We know that we are good in sports and absolutely good at that. We are also good and absolutely at that when it comes to joining the world of knowledge. Here is a catch though. The commitment and effort to excel in the world of acquiring knowledge and creating knowledge are found among the youths who have left the place for institutes outside the region and outside the country. This quality of excellence charges our youths around the globe. But the very few youths who come back to the homeland are not as charged as the non-returnees, but instead possess orientations for cheating, bluff and join the social bandwagon of pushing ahead through means foul rather than otherwise. This unequal determination and capability has been rising at a very fast pace that the remaining youths do not even reach their counterparts a decade or so earlier by a big margin. The returning youths do not fire the imagination of the remaining youths here in so far as the knowledge world is concerned.
But we cannot leave it just like that. We need to collectively apply our mind as to why such a passé has come in the case of Manipur. Quite often it is said that the landlockedness of the place has been the destiny, and this constraint has stunted the people down. But how do explain the global experience of many countries and regions similar to ours having experienced wonderful development outcomes. A recent study points out that good governance, trade relationships and coordinated infrastructures development with the neighbours have been critical. These are exactly where Manipur is found absolutely wanting.
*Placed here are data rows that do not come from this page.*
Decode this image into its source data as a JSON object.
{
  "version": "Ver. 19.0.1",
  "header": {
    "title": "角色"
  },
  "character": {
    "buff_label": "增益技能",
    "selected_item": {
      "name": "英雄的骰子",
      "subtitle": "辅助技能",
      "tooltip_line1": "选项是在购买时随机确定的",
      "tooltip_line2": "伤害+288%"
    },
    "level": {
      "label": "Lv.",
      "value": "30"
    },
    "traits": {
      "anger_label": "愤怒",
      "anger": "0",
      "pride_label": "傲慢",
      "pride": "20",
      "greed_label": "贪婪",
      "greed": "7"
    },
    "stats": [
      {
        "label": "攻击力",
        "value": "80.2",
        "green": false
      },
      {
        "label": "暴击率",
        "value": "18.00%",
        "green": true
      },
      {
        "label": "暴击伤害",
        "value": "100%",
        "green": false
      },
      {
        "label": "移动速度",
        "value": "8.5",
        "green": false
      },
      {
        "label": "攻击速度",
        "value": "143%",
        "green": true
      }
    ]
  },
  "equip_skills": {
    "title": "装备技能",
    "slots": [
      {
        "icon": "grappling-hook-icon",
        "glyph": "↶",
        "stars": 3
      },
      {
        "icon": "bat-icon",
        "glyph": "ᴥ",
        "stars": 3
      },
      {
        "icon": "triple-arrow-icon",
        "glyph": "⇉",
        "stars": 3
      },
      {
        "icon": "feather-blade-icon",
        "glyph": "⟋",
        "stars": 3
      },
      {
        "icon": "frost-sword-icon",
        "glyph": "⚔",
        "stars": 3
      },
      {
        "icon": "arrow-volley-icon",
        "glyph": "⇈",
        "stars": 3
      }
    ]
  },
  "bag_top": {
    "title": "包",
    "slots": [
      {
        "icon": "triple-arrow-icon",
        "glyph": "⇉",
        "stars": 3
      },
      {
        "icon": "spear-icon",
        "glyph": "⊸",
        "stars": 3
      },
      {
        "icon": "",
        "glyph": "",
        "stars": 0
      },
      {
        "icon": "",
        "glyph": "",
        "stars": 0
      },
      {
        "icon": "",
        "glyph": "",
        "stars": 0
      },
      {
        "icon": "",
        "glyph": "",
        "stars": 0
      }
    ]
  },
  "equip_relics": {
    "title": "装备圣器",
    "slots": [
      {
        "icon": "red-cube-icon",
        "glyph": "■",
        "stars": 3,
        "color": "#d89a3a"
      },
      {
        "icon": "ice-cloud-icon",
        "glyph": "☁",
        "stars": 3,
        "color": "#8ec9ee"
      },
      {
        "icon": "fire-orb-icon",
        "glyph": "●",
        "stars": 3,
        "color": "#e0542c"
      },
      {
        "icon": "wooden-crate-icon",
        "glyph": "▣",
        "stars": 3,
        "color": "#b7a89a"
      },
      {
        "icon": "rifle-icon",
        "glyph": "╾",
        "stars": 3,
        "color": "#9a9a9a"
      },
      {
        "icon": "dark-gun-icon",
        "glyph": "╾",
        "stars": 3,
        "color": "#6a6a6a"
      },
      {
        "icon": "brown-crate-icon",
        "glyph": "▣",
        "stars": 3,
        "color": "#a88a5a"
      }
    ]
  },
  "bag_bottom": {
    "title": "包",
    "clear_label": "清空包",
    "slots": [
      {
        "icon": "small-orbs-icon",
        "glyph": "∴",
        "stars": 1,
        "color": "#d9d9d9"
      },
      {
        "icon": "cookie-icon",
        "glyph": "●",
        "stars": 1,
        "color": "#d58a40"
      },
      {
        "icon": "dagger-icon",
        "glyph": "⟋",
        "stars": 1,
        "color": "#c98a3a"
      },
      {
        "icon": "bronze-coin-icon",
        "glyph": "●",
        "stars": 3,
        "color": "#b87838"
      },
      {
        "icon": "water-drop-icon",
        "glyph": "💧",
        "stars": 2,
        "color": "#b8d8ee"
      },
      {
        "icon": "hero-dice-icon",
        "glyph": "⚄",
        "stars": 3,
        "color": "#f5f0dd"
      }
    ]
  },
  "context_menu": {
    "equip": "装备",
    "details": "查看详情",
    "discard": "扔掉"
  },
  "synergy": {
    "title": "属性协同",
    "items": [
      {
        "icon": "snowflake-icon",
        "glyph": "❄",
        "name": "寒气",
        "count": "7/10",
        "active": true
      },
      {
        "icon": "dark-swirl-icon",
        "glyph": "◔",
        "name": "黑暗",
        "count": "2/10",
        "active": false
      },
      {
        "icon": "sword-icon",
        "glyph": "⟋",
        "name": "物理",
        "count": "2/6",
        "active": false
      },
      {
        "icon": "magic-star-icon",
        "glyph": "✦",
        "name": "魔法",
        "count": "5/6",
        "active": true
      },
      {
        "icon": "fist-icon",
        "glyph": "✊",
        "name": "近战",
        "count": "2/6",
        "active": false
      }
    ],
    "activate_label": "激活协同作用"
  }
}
To put it in a different way, absence of political will and absolute lack of managerial skill have been the undoing for Manipur.
Here it would be rewarding to reread Jeremy Bentham who said in 1830: “the proper end of governmentis the greatest happiness of all, or, in case ofcompetition, the greatest happiness of the greatestnumber, it seems to me that I have made a declarationof peace and good-will to all men.On the other hand, were I to say, the proper end ofgovernment is the greatest happiness of some one,naming him, or of some few, naming them, it seems tome that I should be making a declaration of waragainst all men, with the exception of that one, or ofthose few.Be the subject what it may, unless it be allowed tome to say, what, in relation to that subject, are myjudgment, my feelings, or my desires, I cannot sayanything in relation to it; and as to my judgment oneach occasion, giving it, as I do, for no more than it isworth, it seems to me that it is on my part nounreasonable desire to be allowed—free from everyimputation conveyed, or endeavoured to be conveyed,by the word dogmatism—to be allowed to give it…….This being the basis on which all legislation and allmorality rests, these few words written in hopes ofclearing away all obscurity and ambiguity, all doubtsand difficulties, will not, I hope, be regarded asmisapplied, or applied in waste………….in so far as between the happiness ofthe greatest number, and the happiness of any lessernumber, any incompatibility or successful competitionis allowed to have place, it may be styled a sinister end ofgovernment, or say, object of pursuit.”
The term to be marked is sinister. This is exactly what has happened in the governance in the land here where both political and bureaucratic corruptions are systemic.This prevalence has disconnected governance from performance. This has created a societal-wide relationship between informality and corruption. It is exactly this force which has dampened the commitment and capability levels of the youths. A bad scenario indeed!